On appeal, the Sixth Circuit today affirmed. The Sixth Circuit explained that for the years at issue, a deposit in the nature of a cash bond stopped potential underpayment interest from accruing, but that interest was not to be paid for the time that the IRS held the deposit.
Thus, the appeals court answered that overpayment interest did not accrue from the date of the initial remittance, but from the date when the taxpayer requested that the remittance be treated as an advance tax payment.
The case before the Sixth Circuit concerned tax years prior to the date of enactment of the American Jobs Creation Act of 2004, Pub. L. No. 108-357 (enacted October 22, 2004) which added new section 6603 to the Code to permit taxpayers to make a deposit with the IRS to suspend the running of interest under section 6601 on a potential underpayment of tax. Thus, a deposit may be made with respect to certain underpayments of tax that have not been assessed at the time of the deposit.
While the purpose of making payments in the nature of cash bonds or disputable tax deposits is to halt the running of underpayment interest, taxpayers need to consider their overall payment planning by reviewing the scope of overassessments and deficiencies that are likely to occur. This includes actions such as:
- Determining on which years to make the deposits
- How to handle payments and overpayments to achieve the best rate of possible overpayment interest
KPMG’s Complex Interest Services Group can review tax account transcripts to assist in developing a favorable payment plan and to identify other interest opportunities.

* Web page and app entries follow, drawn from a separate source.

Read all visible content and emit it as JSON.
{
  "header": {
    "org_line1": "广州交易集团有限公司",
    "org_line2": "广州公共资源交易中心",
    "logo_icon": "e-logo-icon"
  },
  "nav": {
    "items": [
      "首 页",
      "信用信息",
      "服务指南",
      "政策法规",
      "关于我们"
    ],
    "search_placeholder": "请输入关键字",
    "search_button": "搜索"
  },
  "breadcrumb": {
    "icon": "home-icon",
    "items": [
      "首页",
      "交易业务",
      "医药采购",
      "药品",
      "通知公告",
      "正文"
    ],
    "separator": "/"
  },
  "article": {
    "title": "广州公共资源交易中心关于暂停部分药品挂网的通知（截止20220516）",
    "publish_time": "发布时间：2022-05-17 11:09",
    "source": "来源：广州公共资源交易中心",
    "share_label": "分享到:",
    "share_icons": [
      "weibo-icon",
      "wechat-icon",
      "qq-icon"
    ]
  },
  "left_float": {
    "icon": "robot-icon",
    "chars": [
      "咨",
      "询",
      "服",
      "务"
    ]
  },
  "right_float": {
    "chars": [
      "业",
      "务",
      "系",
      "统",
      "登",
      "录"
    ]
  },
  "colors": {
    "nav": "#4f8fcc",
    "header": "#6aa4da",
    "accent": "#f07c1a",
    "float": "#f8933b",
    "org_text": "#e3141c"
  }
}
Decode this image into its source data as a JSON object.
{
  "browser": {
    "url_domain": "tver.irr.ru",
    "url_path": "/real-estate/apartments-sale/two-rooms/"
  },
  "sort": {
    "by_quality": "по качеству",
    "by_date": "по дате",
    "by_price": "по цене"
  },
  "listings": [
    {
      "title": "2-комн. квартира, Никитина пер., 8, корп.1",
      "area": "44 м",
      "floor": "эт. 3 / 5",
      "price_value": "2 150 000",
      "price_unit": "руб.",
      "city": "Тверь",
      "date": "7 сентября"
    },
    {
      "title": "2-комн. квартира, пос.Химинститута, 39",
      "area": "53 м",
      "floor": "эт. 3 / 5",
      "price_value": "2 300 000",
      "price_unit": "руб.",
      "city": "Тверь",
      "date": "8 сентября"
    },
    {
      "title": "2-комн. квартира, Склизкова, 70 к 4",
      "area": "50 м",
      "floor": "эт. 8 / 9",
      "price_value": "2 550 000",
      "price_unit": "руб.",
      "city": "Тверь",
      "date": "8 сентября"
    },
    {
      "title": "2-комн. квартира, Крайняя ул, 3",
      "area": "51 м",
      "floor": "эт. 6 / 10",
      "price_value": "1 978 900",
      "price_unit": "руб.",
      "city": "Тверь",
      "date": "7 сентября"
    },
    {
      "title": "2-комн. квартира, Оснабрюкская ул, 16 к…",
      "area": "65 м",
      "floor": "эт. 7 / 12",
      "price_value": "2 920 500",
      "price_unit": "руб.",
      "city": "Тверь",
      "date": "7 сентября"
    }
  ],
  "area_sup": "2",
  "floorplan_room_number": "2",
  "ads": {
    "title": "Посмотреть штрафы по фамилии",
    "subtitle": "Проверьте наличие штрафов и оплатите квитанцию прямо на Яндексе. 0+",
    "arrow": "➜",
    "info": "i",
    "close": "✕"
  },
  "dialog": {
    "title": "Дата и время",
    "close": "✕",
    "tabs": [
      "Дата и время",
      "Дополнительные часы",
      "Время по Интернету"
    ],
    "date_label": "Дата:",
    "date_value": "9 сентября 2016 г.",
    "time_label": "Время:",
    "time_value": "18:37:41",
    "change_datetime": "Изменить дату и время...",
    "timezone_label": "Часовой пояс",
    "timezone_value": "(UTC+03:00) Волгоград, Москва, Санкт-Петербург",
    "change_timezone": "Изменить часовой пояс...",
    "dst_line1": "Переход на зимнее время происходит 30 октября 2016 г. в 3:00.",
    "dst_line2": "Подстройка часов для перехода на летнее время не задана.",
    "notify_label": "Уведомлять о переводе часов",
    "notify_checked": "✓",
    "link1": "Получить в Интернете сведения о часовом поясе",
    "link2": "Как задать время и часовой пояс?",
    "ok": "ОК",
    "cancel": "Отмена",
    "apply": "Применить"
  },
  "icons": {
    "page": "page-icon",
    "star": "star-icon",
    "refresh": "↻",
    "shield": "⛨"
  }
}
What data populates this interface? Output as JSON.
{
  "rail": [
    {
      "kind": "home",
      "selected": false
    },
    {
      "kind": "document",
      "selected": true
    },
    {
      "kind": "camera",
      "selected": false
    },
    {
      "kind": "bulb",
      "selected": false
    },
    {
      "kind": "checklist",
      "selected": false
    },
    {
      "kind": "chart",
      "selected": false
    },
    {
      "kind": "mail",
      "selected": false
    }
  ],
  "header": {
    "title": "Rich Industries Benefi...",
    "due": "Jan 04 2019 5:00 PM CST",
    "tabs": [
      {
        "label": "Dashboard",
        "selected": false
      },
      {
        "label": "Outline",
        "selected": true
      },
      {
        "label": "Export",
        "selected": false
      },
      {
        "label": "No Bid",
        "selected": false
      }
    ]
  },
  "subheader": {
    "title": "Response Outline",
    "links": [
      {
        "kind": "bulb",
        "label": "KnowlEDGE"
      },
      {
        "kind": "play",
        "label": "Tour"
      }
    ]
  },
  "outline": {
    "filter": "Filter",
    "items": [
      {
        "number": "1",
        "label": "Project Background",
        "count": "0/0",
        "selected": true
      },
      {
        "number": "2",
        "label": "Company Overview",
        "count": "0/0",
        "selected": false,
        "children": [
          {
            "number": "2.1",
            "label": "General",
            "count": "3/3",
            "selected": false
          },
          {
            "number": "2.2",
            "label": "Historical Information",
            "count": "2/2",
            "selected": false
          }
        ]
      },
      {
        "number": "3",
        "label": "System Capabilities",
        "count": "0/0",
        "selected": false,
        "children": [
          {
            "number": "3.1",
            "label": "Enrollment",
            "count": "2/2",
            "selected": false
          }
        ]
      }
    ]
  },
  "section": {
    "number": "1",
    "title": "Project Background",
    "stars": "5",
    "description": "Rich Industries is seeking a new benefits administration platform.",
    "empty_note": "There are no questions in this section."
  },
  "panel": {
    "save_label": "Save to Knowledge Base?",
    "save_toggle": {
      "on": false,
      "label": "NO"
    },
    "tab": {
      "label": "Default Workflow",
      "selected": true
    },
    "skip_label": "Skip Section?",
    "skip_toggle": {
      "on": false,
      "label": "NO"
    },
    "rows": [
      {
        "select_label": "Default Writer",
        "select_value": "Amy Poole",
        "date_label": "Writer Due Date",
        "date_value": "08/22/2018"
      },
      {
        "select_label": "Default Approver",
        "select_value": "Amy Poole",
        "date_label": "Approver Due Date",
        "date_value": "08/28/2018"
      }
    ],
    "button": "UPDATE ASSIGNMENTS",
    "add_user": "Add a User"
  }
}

For more information, contact a member of KPMG’s Complex Interest Services team:
(336) 433 7073
(336) 433 7122
(336) 433 7076
(336) 433 7141
(336) 267 4674